Gipuzkoa, News

Tekniker has developed a real-time solution to automatically detect surface defects on automotive parts.

Quality control is becoming increasingly important for the production lines of industrial manufacturers. Stringent finishing requirements aimed at producing “zero defect” products, eliminating waste or avoiding product returns require innovative solutions to not only improve the efficacy of error inspection actions but also save money.

This need becomes even greater when, for instance, surface defects have to be spotted on auto parts but are usually very hard to see with the naked eye because they are faint when present in the form of scratches, marks produced by improper handling, pores or cracks. Although defects of this kind do not affect product performance, reality shows that complaints are filed, and auto parts are returned as a consequence.

In order to address this problematic issue, the Tekniker technology centre has collaborated to develop a real-time solution within the framework of the PILAR project to automatically detect surface defects on newly made parts before they reach the packaging stage.

The technology uses artificial vision and is supported by an AI model trained by Tekniker experts featuring a data base with 2D surface images, both with and without defects. The images have been labelled by a quality expert from Cikautxo currently involved in the project as an end user.

Eneko Ugalde, head of Tekniker’s Autonomous and Intelligent Systems Department, says that “the purpose of our system is to help and assist quality inspection operators to automatically and objectively reject parts showing signs of surface defects so that inspectors will only have to be called in case of doubt”.

90% reliability

One of the key actions required to improve the rate of success of the solution developed by the technology centre has consisted in compiling a large number of images showing different defects in several locations.

Eneko Ugalde also states that “we have used several techniques to increase the number of images in the data base and further their variability synthetically. Moreover, we have introduced genetic algorithms to establish the best combination of hyperparameters to enable the model to be trained”.

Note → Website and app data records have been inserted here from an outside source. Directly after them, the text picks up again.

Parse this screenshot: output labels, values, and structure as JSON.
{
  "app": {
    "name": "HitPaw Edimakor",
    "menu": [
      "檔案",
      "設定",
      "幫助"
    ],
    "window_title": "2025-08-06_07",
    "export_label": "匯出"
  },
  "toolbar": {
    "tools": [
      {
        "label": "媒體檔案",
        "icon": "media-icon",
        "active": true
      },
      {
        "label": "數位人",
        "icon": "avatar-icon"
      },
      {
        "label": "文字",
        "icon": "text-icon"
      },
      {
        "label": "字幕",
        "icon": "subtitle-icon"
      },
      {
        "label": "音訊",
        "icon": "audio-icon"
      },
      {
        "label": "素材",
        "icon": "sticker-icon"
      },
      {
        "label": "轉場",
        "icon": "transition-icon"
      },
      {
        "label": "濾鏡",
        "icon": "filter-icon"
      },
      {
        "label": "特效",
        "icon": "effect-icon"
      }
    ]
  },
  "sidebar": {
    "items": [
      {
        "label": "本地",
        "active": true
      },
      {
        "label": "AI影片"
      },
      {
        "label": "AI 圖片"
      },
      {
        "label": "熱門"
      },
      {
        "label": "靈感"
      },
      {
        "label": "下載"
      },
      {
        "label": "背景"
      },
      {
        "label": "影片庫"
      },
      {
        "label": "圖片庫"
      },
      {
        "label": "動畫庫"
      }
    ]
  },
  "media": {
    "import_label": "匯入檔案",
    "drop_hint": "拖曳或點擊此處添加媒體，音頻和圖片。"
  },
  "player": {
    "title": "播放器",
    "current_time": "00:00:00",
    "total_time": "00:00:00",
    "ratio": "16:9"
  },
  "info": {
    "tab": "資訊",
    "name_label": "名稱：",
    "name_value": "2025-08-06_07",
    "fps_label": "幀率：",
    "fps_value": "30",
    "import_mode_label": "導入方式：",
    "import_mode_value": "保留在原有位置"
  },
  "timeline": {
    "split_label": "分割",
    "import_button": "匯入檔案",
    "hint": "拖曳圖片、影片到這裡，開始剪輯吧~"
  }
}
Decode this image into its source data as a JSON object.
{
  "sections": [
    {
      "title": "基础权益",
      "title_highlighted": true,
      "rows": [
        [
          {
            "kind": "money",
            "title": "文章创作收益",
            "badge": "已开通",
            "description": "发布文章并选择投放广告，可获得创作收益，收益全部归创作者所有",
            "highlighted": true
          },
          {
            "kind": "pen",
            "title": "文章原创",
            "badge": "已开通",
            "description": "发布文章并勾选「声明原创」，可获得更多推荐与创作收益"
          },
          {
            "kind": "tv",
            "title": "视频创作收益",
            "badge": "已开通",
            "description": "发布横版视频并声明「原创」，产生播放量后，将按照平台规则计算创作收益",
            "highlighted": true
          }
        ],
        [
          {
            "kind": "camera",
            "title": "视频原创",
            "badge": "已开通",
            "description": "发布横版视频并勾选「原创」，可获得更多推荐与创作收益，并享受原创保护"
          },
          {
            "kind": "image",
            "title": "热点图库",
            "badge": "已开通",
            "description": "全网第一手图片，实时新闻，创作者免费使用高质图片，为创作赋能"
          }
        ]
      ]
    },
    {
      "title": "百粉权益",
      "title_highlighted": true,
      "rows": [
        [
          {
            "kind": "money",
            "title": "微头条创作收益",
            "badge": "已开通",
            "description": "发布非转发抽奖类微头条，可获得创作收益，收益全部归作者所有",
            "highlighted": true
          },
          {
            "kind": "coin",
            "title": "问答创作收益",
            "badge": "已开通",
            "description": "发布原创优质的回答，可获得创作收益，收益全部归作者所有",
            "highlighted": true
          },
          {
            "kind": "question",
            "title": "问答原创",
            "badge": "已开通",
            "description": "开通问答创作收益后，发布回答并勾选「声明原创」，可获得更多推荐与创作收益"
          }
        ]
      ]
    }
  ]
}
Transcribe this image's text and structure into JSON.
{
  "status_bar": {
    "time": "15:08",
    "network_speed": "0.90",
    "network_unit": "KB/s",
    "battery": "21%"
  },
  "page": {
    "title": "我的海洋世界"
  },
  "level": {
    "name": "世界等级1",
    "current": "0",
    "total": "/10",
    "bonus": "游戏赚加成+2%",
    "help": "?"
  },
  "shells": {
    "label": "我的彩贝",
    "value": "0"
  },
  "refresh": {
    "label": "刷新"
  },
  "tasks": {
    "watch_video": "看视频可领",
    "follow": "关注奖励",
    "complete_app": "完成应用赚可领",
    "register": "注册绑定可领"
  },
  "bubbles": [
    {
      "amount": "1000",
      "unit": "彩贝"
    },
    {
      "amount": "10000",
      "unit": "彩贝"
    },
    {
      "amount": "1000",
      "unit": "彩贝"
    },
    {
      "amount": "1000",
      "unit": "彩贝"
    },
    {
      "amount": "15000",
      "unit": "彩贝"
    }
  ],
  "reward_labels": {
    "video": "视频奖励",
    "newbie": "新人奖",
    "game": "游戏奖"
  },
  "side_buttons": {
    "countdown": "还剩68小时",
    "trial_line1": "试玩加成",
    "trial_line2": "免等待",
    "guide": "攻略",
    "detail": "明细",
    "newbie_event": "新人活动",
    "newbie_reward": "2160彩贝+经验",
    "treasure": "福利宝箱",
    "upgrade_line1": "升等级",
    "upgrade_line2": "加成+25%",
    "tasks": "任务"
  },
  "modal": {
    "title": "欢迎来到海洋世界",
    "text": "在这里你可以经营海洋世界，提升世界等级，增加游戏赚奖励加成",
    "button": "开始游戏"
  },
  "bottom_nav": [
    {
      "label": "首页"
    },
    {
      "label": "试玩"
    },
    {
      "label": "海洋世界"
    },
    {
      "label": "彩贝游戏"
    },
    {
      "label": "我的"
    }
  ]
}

Subsequent to training the model, the technology centre’s research team implemented the system on a demonstrator test bench to perform real-time validation. The Tekniker expert explains that “we have obtained some very positive results and reliability now stands above 90%”.

The next step of the project is to analyse the possibility of pre-industrial validation: installing the unit developed on the production line to benchmark the solution under real production conditions.

The PILAR project ended in March 2023 and received funding from by the Basque Goverment’s Hazitek programme. One of the companies involved, among others, was the IDS Industrial a member of the consortium.


Otras noticias